**Extracted entries**

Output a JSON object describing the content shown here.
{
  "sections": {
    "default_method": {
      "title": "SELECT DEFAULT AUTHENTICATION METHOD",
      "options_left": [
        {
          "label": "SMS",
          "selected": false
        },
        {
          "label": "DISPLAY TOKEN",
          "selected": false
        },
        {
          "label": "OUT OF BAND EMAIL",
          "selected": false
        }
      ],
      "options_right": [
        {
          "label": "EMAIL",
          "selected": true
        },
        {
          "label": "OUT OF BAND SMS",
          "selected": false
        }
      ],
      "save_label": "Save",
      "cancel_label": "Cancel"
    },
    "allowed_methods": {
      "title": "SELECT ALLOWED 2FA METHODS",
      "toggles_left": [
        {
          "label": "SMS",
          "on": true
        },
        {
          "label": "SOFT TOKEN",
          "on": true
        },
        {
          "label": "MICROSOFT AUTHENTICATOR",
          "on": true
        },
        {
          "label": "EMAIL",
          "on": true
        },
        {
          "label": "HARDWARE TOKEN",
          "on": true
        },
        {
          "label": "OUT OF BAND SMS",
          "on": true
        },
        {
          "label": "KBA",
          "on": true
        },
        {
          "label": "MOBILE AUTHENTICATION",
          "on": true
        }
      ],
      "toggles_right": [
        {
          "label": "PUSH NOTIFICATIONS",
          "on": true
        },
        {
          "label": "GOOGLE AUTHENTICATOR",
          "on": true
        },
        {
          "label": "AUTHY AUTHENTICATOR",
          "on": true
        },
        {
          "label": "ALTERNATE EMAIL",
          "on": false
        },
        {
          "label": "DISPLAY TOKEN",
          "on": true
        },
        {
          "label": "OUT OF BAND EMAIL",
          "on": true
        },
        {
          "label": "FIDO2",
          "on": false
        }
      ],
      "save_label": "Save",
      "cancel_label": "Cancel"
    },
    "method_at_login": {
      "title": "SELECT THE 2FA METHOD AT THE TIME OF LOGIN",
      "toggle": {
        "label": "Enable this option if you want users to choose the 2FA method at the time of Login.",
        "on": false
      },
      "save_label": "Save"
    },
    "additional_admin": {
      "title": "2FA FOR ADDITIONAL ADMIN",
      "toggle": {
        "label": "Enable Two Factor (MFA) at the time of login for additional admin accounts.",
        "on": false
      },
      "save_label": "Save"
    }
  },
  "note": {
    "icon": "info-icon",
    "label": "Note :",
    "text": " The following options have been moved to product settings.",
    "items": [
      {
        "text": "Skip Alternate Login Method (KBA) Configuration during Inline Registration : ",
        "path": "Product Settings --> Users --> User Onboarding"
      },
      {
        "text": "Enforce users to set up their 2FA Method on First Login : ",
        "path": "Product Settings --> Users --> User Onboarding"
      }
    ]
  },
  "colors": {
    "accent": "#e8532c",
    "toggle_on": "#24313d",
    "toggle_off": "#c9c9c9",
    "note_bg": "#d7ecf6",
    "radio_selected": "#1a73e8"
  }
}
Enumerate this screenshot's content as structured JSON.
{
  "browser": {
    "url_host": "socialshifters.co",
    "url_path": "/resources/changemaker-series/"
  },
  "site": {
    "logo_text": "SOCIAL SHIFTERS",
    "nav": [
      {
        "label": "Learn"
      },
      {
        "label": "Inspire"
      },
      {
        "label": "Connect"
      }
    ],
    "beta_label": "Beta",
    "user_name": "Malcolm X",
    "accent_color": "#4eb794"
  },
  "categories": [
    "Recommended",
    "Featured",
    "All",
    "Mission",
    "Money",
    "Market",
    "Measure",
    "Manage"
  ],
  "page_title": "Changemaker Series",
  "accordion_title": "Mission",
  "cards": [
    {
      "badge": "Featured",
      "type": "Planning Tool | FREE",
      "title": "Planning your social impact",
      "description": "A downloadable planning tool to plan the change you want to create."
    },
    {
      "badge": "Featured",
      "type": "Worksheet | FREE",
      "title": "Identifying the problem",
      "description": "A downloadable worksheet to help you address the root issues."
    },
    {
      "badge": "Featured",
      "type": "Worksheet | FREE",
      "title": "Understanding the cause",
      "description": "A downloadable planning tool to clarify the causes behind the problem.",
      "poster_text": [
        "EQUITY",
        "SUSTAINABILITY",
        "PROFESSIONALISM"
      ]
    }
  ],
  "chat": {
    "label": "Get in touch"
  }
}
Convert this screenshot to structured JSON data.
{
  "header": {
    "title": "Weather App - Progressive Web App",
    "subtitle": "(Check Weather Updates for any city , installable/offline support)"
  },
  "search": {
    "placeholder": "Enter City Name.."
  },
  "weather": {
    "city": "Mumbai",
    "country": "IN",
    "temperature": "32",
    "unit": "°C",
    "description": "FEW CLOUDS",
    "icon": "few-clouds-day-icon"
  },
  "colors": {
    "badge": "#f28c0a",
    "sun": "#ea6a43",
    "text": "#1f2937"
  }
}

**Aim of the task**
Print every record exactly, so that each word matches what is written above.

**Reply**
Output a JSON object describing the content shown here.
{
  "sections": {
    "default_method": {
      "title": "SELECT DEFAULT AUTHENTICATION METHOD",
      "options_left": [
        {
          "label": "SMS",
          "selected": false
        },
        {
          "label": "DISPLAY TOKEN",
          "selected": false
        },
        {
          "label": "OUT OF BAND EMAIL",
          "selected": false
        }
      ],
      "options_right": [
        {
          "label": "EMAIL",
          "selected": true
        },
        {
          "label": "OUT OF BAND SMS",
          "selected": false
        }
      ],
      "save_label": "Save",
      "cancel_label": "Cancel"
    },
    "allowed_methods": {
      "title": "SELECT ALLOWED 2FA METHODS",
      "toggles_left": [
        {
          "label": "SMS",
          "on": true
        },
        {
          "label": "SOFT TOKEN",
          "on": true
        },
        {
          "label": "MICROSOFT AUTHENTICATOR",
          "on": true
        },
        {
          "label": "EMAIL",
          "on": true
        },
        {
          "label": "HARDWARE TOKEN",
          "on": true
        },
        {
          "label": "OUT OF BAND SMS",
          "on": true
        },
        {
          "label": "KBA",
          "on": true
        },
        {
          "label": "MOBILE AUTHENTICATION",
          "on": true
        }
      ],
      "toggles_right": [
        {
          "label": "PUSH NOTIFICATIONS",
          "on": true
        },
        {
          "label": "GOOGLE AUTHENTICATOR",
          "on": true
        },
        {
          "label": "AUTHY AUTHENTICATOR",
          "on": true
        },
        {
          "label": "ALTERNATE EMAIL",
          "on": false
        },
        {
          "label": "DISPLAY TOKEN",
          "on": true
        },
        {
          "label": "OUT OF BAND EMAIL",
          "on": true
        },
        {
          "label": "FIDO2",
          "on": false
        }
      ],
      "save_label": "Save",
      "cancel_label": "Cancel"
    },
    "method_at_login": {
      "title": "SELECT THE 2FA METHOD AT THE TIME OF LOGIN",
      "toggle": {
        "label": "Enable this option if you want users to choose the 2FA method at the time of Login.",
        "on": false
      },
      "save_label": "Save"
    },
    "additional_admin": {
      "title": "2FA FOR ADDITIONAL ADMIN",
      "toggle": {
        "label": "Enable Two Factor (MFA) at the time of login for additional admin accounts.",
        "on": false
      },
      "save_label": "Save"
    }
  },
  "note": {
    "icon": "info-icon",
    "label": "Note :",
    "text": " The following options have been moved to product settings.",
    "items": [
      {
        "text": "Skip Alternate Login Method (KBA) Configuration during Inline Registration : ",
        "path": "Product Settings --> Users --> User Onboarding"
      },
      {
        "text": "Enforce users to set up their 2FA Method on First Login : ",
        "path": "Product Settings --> Users --> User Onboarding"
      }
    ]
  },
  "colors": {
    "accent": "#e8532c",
    "toggle_on": "#24313d",
    "toggle_off": "#c9c9c9",
    "note_bg": "#d7ecf6",
    "radio_selected": "#1a73e8"
  }
}
Enumerate this screenshot's content as structured JSON.
{
  "browser": {
    "url_host": "socialshifters.co",
    "url_path": "/resources/changemaker-series/"
  },
  "site": {
    "logo_text": "SOCIAL SHIFTERS",
    "nav": [
      {
        "label": "Learn"
      },
      {
        "label": "Inspire"
      },
      {
        "label": "Connect"
      }
    ],
    "beta_label": "Beta",
    "user_name": "Malcolm X",
    "accent_color": "#4eb794"
  },
  "categories": [
    "Recommended",
    "Featured",
    "All",
    "Mission",
    "Money",
    "Market",
    "Measure",
    "Manage"
  ],
  "page_title": "Changemaker Series",
  "accordion_title": "Mission",
  "cards": [
    {
      "badge": "Featured",
      "type": "Planning Tool | FREE",
      "title": "Planning your social impact",
      "description": "A downloadable planning tool to plan the change you want to create."
    },
    {
      "badge": "Featured",
      "type": "Worksheet | FREE",
      "title": "Identifying the problem",
      "description": "A downloadable worksheet to help you address the root issues."
    },
    {
      "badge": "Featured",
      "type": "Worksheet | FREE",
      "title": "Understanding the cause",
      "description": "A downloadable planning tool to clarify the causes behind the problem.",
      "poster_text": [
        "EQUITY",
        "SUSTAINABILITY",
        "PROFESSIONALISM"
      ]
    }
  ],
  "chat": {
    "label": "Get in touch"
  }
}
Convert this screenshot to structured JSON data.
{
  "header": {
    "title": "Weather App - Progressive Web App",
    "subtitle": "(Check Weather Updates for any city , installable/offline support)"
  },
  "search": {
    "placeholder": "Enter City Name.."
  },
  "weather": {
    "city": "Mumbai",
    "country": "IN",
    "temperature": "32",
    "unit": "°C",
    "description": "FEW CLOUDS",
    "icon": "few-clouds-day-icon"
  },
  "colors": {
    "badge": "#f28c0a",
    "sun": "#ea6a43",
    "text": "#1f2937"
  }
}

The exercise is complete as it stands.